The qualified one-way costs shifting (QOCS) rules which commenced on 01 April 2013 provided a bona fide that the losing claimant would not have to bear the defendant’s costs, other than in a small set of circumstances.
Amendments to the QOCS rules at CPR 44.14 come into force for all personal injury and clinical negligence claims issued on or after 06 April 2023. These changes will allow defendants to enforce costs orders made in their favour against cost orders made in favour of claimants. Defendants will also be able to enforce costs orders up to the aggregate amount in money terms of any settlement, including cases concluding by way of acceptance of Part 36 offers and Tomlin Orders.
The effect of this new rule is reversal of the decisions in Cartwright v Venduct Engineering Ltd (2018) – which precluded enforcement in cases where settlement had been agreed rather than the court ordering an award of damages, and Ho v Adelekun (2021) – which precluded the offset of costs against costs.
Whilst defendant settlement offers would have been carefully considered and advised upon prior to this amendment, there is no denying that defendant Part 36 offers are now likely to have far more influence post CPR 44.14 amendment, given that adverse cost orders are now more likely to be enforceable.
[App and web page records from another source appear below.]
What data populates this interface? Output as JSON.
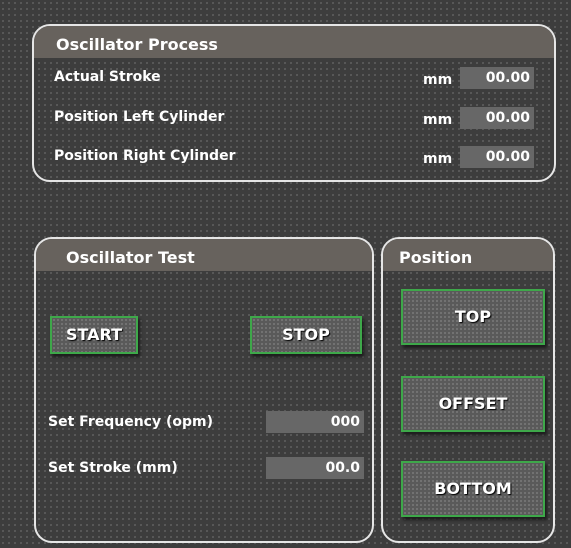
{
  "process": {
    "title": "Oscillator Process",
    "rows": [
      {
        "label": "Actual Stroke",
        "unit": "mm",
        "value": "00.00"
      },
      {
        "label": "Position Left Cylinder",
        "unit": "mm",
        "value": "00.00"
      },
      {
        "label": "Position Right Cylinder",
        "unit": "mm",
        "value": "00.00"
      }
    ]
  },
  "test": {
    "title": "Oscillator Test",
    "start_label": "START",
    "stop_label": "STOP",
    "frequency_label": "Set Frequency (opm)",
    "frequency_value": "000",
    "stroke_label": "Set Stroke (mm)",
    "stroke_value": "00.0"
  },
  "position": {
    "title": "Position",
    "top_label": "TOP",
    "offset_label": "OFFSET",
    "bottom_label": "BOTTOM"
  },
  "colors": {
    "background": "#3d3d3d",
    "panel_header": "#67625d",
    "panel_border": "#e6e6e6",
    "value_field": "#676767",
    "button_border": "#3ea84a"
  }
}
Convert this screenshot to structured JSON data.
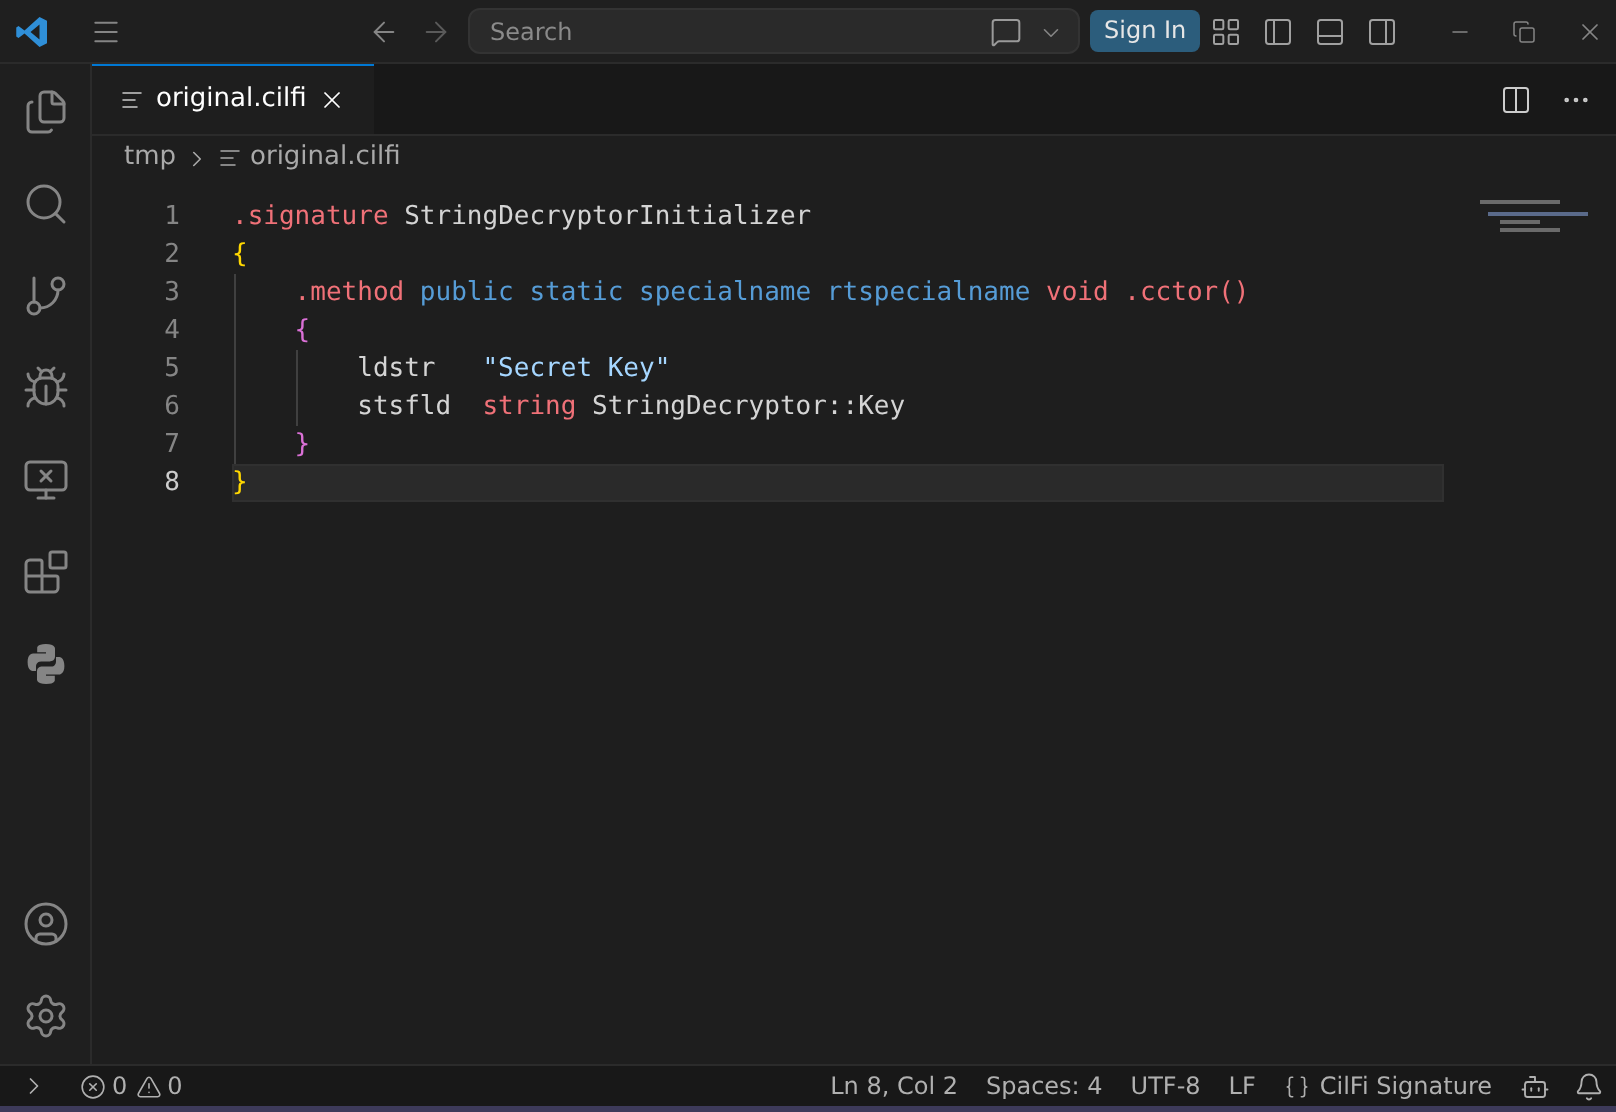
{
  "title_bar": {
    "search": {
      "placeholder": "Search"
    },
    "sign_in": "Sign In"
  },
  "tabs": [
    {
      "label": "original.cilfi",
      "selected": true
    }
  ],
  "breadcrumb": [
    "tmp",
    "original.cilfi"
  ],
  "lines": [
    {
      "number": "1",
      "selected": false,
      "tokens": [
        {
          "text": ".signature",
          "kind": "directive"
        },
        {
          "text": " StringDecryptorInitializer",
          "kind": "plain"
        }
      ]
    },
    {
      "number": "2",
      "selected": false,
      "tokens": [
        {
          "text": "{",
          "kind": "brace1"
        }
      ]
    },
    {
      "number": "3",
      "selected": false,
      "tokens": [
        {
          "text": "    .method",
          "kind": "directive"
        },
        {
          "text": " public static specialname rtspecialname",
          "kind": "keyword"
        },
        {
          "text": " void",
          "kind": "type"
        },
        {
          "text": " .cctor",
          "kind": "directive"
        },
        {
          "text": "()",
          "kind": "brace3"
        }
      ]
    },
    {
      "number": "4",
      "selected": false,
      "tokens": [
        {
          "text": "    {",
          "kind": "brace2"
        }
      ]
    },
    {
      "number": "5",
      "selected": false,
      "tokens": [
        {
          "text": "        ldstr   ",
          "kind": "plain"
        },
        {
          "text": "\"Secret Key\"",
          "kind": "string"
        }
      ]
    },
    {
      "number": "6",
      "selected": false,
      "tokens": [
        {
          "text": "        stsfld  ",
          "kind": "plain"
        },
        {
          "text": "string",
          "kind": "type"
        },
        {
          "text": " StringDecryptor::Key",
          "kind": "plain"
        }
      ]
    },
    {
      "number": "7",
      "selected": false,
      "tokens": [
        {
          "text": "    }",
          "kind": "brace2"
        }
      ]
    },
    {
      "number": "8",
      "selected": true,
      "tokens": [
        {
          "text": "}",
          "kind": "brace1"
        }
      ]
    }
  ],
  "status_bar": {
    "errors": "0",
    "warnings": "0",
    "position": "Ln 8, Col 2",
    "spaces": "Spaces: 4",
    "encoding": "UTF-8",
    "eol": "LF",
    "language": "CilFi Signature"
  }
}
There is a greater need for strong ATE protection and it is good to hear that BTE insurers such as ARAG plc have published today their commitment to cover these potential adverse cost orders with no intended increase on premiums for new policies.